Once the water is at the desired temperature, place the tea leaves or herbs into the infuser and then submerge it into the hot water. This allows the flavors to infuse gradually as the tea brews, resulting in a well-balanced and flavorful cup of tea.


Adding the water first ensures that the temperature is optimal for extracting the essence of the tea or herbs, leading to a more satisfying and nuanced flavor profile in your brewed tea.


What About Spices and Sweeteners?

When it comes to certain tea recipes calling for spices and sweeteners, it might seem unrelated to the tea-making process. But truthfully, it's tied to how you start brewing the tea initially—whether you add water or tea first.


Typically, the sequence involves adding these ingredients to the infuser, which as we know from the question above, means this is the water-first method.


After loading the infuser with herbs, spices, and any solid sweeteners like sugar cubes or cinnamon sticks. Then, submerge it into the hot water, letting the flavors slowly infuse. After the tea has steeped sufficiently, remove the infuser holding the herbs and spices. Then, adjust the sweetness by adding liquid sweeteners like honey directly into the brewed tea.


Can You Boil Water On the Stove With Tea Already Added?

It's generally recommended not to boil tea leaves or tea bags directly in water on the stove. Boiling tea leaves for an extended period or at high temperatures can result in a bitter and over-extracted taste.


For the best flavor and quality in your tea, it's advisable to heat the water separately and then pour it over the tea leaves or tea bags. This allows the water to reach the ideal temperature for brewing without causing the tea to become too bitter or astringent.


Boiling water separately and then steeping the tea in the hot water—either in a cup or teapot—is the way to go. By doing it this way, you're allowing the tea leaves or bags to infuse properly and release their flavors without being exposed to excessively high temperatures for an extended time.


The Verdict: Will You Choose Water or Tea First?

A glass mug kettle with infuser for green tea

When it comes to using tea bags, the choice of whether to put water in first or add the tea bag first comes down to personal preference. Both methods can yield a delicious cup of tea, but they may produce slightly different flavor profiles and strengths.

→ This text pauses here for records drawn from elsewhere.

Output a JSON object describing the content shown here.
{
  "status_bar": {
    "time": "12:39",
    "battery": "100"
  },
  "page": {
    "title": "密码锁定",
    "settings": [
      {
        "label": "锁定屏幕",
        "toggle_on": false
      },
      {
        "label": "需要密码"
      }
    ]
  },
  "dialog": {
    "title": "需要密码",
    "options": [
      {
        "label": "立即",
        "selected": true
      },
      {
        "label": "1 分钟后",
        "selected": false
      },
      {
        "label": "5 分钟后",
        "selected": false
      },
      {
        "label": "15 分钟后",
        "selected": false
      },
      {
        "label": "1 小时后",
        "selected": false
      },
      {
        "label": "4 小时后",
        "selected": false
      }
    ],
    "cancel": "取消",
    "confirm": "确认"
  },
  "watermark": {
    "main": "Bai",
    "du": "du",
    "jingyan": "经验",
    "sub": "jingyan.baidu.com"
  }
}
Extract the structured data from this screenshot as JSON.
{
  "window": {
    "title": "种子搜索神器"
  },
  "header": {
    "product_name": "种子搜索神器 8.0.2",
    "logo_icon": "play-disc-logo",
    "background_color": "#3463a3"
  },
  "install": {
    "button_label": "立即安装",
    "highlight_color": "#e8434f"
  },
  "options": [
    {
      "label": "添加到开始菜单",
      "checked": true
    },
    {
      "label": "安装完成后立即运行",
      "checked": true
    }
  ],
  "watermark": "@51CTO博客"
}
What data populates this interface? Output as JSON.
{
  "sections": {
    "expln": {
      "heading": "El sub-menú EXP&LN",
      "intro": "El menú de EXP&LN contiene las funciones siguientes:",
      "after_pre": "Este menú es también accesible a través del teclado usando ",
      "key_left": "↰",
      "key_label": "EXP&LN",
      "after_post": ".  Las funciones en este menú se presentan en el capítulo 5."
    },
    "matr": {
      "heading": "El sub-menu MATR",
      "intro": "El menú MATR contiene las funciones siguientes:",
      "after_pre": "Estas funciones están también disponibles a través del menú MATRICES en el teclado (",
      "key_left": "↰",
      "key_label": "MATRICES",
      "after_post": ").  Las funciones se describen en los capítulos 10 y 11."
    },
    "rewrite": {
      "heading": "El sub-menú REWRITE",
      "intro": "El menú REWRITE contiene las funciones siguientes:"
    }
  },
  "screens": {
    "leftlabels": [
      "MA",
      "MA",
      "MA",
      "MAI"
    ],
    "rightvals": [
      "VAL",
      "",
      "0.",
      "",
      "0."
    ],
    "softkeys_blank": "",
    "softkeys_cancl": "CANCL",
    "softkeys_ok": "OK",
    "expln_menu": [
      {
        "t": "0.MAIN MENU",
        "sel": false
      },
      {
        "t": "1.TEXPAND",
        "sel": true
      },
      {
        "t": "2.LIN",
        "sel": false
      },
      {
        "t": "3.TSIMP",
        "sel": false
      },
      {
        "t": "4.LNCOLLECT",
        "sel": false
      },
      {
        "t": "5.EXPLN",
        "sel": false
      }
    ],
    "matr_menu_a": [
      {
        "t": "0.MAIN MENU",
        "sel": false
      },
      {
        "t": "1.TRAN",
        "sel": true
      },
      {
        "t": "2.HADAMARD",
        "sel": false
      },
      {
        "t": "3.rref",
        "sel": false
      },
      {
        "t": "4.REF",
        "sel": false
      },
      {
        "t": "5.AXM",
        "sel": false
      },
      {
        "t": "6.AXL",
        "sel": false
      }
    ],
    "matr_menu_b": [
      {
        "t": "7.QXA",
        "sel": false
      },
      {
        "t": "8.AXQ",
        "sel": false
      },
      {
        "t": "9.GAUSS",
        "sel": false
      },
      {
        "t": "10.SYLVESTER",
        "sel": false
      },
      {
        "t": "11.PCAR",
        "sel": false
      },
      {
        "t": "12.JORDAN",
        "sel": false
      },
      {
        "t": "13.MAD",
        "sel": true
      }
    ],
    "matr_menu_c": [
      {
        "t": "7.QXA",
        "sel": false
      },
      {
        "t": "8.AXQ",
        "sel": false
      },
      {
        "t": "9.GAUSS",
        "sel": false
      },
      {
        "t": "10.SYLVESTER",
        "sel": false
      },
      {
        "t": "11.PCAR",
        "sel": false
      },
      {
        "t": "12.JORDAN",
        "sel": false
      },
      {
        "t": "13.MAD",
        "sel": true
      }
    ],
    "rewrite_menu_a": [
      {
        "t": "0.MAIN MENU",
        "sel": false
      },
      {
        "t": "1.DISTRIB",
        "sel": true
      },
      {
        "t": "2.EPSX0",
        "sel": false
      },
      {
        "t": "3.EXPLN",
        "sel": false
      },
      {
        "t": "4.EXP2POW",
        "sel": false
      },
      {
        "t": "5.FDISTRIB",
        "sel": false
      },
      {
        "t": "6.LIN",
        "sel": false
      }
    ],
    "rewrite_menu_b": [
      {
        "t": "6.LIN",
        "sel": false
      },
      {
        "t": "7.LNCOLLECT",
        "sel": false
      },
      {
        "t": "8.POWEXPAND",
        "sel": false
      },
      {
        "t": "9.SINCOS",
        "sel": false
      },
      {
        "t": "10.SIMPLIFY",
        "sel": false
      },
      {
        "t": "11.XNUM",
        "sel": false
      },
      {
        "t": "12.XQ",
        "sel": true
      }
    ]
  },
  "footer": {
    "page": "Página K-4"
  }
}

But, for certain tea types, looseleaf teas, herbal teas, or more complex recipes, it may be worth using the recommended method in order to get the best brew possible.


What will you pick?




491 views0 comments

Comments


bottom of page